Give every line of the material again, exactly as written.

↓

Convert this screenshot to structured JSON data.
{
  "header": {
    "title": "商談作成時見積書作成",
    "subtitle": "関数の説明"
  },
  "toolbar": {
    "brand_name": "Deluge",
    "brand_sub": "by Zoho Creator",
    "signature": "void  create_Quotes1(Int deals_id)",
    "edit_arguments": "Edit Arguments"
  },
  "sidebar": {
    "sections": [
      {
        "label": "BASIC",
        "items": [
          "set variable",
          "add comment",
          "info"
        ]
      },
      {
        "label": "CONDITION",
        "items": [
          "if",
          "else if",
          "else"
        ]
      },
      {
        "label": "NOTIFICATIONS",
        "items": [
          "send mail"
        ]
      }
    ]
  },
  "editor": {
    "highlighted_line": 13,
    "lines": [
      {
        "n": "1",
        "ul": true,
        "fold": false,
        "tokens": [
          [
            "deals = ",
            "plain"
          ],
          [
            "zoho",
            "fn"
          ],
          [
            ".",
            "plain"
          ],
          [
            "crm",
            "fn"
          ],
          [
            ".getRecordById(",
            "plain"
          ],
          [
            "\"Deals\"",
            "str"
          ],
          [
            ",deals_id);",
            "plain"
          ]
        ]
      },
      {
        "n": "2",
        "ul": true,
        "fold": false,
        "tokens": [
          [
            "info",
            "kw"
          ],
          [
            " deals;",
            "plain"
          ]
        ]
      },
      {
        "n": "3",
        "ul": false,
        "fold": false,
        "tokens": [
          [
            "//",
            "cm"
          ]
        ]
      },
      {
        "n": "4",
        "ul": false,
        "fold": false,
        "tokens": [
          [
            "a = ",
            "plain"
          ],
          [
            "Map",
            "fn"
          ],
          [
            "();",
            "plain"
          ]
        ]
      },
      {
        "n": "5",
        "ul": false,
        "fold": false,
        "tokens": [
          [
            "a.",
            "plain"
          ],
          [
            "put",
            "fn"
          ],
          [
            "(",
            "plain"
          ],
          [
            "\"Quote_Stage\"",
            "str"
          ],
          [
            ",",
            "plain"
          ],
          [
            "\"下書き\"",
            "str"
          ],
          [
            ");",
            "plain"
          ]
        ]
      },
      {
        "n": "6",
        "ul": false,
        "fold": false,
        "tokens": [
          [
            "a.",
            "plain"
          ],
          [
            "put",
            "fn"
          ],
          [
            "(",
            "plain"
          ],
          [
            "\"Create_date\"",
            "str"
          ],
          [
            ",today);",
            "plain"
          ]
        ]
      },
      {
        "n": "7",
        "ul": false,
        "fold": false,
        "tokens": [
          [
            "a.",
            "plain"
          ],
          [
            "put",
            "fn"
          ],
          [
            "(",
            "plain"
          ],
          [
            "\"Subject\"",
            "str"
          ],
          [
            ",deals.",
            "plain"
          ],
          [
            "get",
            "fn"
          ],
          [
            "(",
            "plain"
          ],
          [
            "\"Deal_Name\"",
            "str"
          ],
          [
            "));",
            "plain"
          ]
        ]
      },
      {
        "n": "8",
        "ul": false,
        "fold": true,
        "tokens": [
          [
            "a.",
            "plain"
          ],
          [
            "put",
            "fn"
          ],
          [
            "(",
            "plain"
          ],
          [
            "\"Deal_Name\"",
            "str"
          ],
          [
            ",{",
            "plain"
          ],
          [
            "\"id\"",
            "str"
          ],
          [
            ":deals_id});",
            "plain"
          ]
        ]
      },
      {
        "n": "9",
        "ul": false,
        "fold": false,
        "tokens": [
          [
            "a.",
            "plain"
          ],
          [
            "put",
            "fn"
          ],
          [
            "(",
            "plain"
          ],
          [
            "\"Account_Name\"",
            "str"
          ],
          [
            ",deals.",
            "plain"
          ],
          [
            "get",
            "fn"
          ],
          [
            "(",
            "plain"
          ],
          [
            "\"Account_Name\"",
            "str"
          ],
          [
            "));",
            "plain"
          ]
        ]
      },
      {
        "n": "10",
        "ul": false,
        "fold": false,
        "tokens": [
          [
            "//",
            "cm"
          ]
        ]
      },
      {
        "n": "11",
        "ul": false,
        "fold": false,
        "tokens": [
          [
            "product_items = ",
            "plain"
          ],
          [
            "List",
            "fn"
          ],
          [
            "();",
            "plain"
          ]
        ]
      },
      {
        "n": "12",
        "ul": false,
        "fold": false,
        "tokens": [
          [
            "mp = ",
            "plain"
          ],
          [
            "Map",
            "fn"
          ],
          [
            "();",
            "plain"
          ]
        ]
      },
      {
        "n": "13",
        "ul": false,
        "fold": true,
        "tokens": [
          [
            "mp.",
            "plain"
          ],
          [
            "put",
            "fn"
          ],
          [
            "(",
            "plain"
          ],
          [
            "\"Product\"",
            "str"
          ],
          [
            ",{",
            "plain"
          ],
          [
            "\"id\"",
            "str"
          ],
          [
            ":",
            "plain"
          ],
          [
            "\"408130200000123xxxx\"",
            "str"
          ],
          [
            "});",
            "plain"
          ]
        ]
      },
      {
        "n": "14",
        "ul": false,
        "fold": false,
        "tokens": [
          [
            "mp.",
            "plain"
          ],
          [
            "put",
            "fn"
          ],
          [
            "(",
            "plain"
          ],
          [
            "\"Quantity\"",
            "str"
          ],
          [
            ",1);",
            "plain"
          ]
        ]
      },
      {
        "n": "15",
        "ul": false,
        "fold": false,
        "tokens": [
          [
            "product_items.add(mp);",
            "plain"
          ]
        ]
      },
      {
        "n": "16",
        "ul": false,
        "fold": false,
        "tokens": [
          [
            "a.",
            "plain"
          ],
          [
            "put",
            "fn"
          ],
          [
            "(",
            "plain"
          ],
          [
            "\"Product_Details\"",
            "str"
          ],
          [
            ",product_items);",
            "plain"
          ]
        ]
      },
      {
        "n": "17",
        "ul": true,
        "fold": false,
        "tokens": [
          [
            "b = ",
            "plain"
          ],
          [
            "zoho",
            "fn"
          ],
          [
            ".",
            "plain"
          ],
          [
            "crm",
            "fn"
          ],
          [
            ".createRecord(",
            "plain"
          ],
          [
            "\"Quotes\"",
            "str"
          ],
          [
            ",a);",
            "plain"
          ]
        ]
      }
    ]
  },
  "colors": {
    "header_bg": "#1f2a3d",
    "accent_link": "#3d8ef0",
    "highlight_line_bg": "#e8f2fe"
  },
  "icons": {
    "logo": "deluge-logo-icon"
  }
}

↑

**Result of the exercise:**
Convert this screenshot to structured JSON data.
{
  "header": {
    "title": "商談作成時見積書作成",
    "subtitle": "関数の説明"
  },
  "toolbar": {
    "brand_name": "Deluge",
    "brand_sub": "by Zoho Creator",
    "signature": "void  create_Quotes1(Int deals_id)",
    "edit_arguments": "Edit Arguments"
  },
  "sidebar": {
    "sections": [
      {
        "label": "BASIC",
        "items": [
          "set variable",
          "add comment",
          "info"
        ]
      },
      {
        "label": "CONDITION",
        "items": [
          "if",
          "else if",
          "else"
        ]
      },
      {
        "label": "NOTIFICATIONS",
        "items": [
          "send mail"
        ]
      }
    ]
  },
  "editor": {
    "highlighted_line": 13,
    "lines": [
      {
        "n": "1",
        "ul": true,
        "fold": false,
        "tokens": [
          [
            "deals = ",
            "plain"
          ],
          [
            "zoho",
            "fn"
          ],
          [
            ".",
            "plain"
          ],
          [
            "crm",
            "fn"
          ],
          [
            ".getRecordById(",
            "plain"
          ],
          [
            "\"Deals\"",
            "str"
          ],
          [
            ",deals_id);",
            "plain"
          ]
        ]
      },
      {
        "n": "2",
        "ul": true,
        "fold": false,
        "tokens": [
          [
            "info",
            "kw"
          ],
          [
            " deals;",
            "plain"
          ]
        ]
      },
      {
        "n": "3",
        "ul": false,
        "fold": false,
        "tokens": [
          [
            "//",
            "cm"
          ]
        ]
      },
      {
        "n": "4",
        "ul": false,
        "fold": false,
        "tokens": [
          [
            "a = ",
            "plain"
          ],
          [
            "Map",
            "fn"
          ],
          [
            "();",
            "plain"
          ]
        ]
      },
      {
        "n": "5",
        "ul": false,
        "fold": false,
        "tokens": [
          [
            "a.",
            "plain"
          ],
          [
            "put",
            "fn"
          ],
          [
            "(",
            "plain"
          ],
          [
            "\"Quote_Stage\"",
            "str"
          ],
          [
            ",",
            "plain"
          ],
          [
            "\"下書き\"",
            "str"
          ],
          [
            ");",
            "plain"
          ]
        ]
      },
      {
        "n": "6",
        "ul": false,
        "fold": false,
        "tokens": [
          [
            "a.",
            "plain"
          ],
          [
            "put",
            "fn"
          ],
          [
            "(",
            "plain"
          ],
          [
            "\"Create_date\"",
            "str"
          ],
          [
            ",today);",
            "plain"
          ]
        ]
      },
      {
        "n": "7",
        "ul": false,
        "fold": false,
        "tokens": [
          [
            "a.",
            "plain"
          ],
          [
            "put",
            "fn"
          ],
          [
            "(",
            "plain"
          ],
          [
            "\"Subject\"",
            "str"
          ],
          [
            ",deals.",
            "plain"
          ],
          [
            "get",
            "fn"
          ],
          [
            "(",
            "plain"
          ],
          [
            "\"Deal_Name\"",
            "str"
          ],
          [
            "));",
            "plain"
          ]
        ]
      },
      {
        "n": "8",
        "ul": false,
        "fold": true,
        "tokens": [
          [
            "a.",
            "plain"
          ],
          [
            "put",
            "fn"
          ],
          [
            "(",
            "plain"
          ],
          [
            "\"Deal_Name\"",
            "str"
          ],
          [
            ",{",
            "plain"
          ],
          [
            "\"id\"",
            "str"
          ],
          [
            ":deals_id});",
            "plain"
          ]
        ]
      },
      {
        "n": "9",
        "ul": false,
        "fold": false,
        "tokens": [
          [
            "a.",
            "plain"
          ],
          [
            "put",
            "fn"
          ],
          [
            "(",
            "plain"
          ],
          [
            "\"Account_Name\"",
            "str"
          ],
          [
            ",deals.",
            "plain"
          ],
          [
            "get",
            "fn"
          ],
          [
            "(",
            "plain"
          ],
          [
            "\"Account_Name\"",
            "str"
          ],
          [
            "));",
            "plain"
          ]
        ]
      },
      {
        "n": "10",
        "ul": false,
        "fold": false,
        "tokens": [
          [
            "//",
            "cm"
          ]
        ]
      },
      {
        "n": "11",
        "ul": false,
        "fold": false,
        "tokens": [
          [
            "product_items = ",
            "plain"
          ],
          [
            "List",
            "fn"
          ],
          [
            "();",
            "plain"
          ]
        ]
      },
      {
        "n": "12",
        "ul": false,
        "fold": false,
        "tokens": [
          [
            "mp = ",
            "plain"
          ],
          [
            "Map",
            "fn"
          ],
          [
            "();",
            "plain"
          ]
        ]
      },
      {
        "n": "13",
        "ul": false,
        "fold": true,
        "tokens": [
          [
            "mp.",
            "plain"
          ],
          [
            "put",
            "fn"
          ],
          [
            "(",
            "plain"
          ],
          [
            "\"Product\"",
            "str"
          ],
          [
            ",{",
            "plain"
          ],
          [
            "\"id\"",
            "str"
          ],
          [
            ":",
            "plain"
          ],
          [
            "\"408130200000123xxxx\"",
            "str"
          ],
          [
            "});",
            "plain"
          ]
        ]
      },
      {
        "n": "14",
        "ul": false,
        "fold": false,
        "tokens": [
          [
            "mp.",
            "plain"
          ],
          [
            "put",
            "fn"
          ],
          [
            "(",
            "plain"
          ],
          [
            "\"Quantity\"",
            "str"
          ],
          [
            ",1);",
            "plain"
          ]
        ]
      },
      {
        "n": "15",
        "ul": false,
        "fold": false,
        "tokens": [
          [
            "product_items.add(mp);",
            "plain"
          ]
        ]
      },
      {
        "n": "16",
        "ul": false,
        "fold": false,
        "tokens": [
          [
            "a.",
            "plain"
          ],
          [
            "put",
            "fn"
          ],
          [
            "(",
            "plain"
          ],
          [
            "\"Product_Details\"",
            "str"
          ],
          [
            ",product_items);",
            "plain"
          ]
        ]
      },
      {
        "n": "17",
        "ul": true,
        "fold": false,
        "tokens": [
          [
            "b = ",
            "plain"
          ],
          [
            "zoho",
            "fn"
          ],
          [
            ".",
            "plain"
          ],
          [
            "crm",
            "fn"
          ],
          [
            ".createRecord(",
            "plain"
          ],
          [
            "\"Quotes\"",
            "str"
          ],
          [
            ",a);",
            "plain"
          ]
        ]
      }
    ]
  },
  "colors": {
    "header_bg": "#1f2a3d",
    "accent_link": "#3d8ef0",
    "highlight_line_bg": "#e8f2fe"
  },
  "icons": {
    "logo": "deluge-logo-icon"
  }
}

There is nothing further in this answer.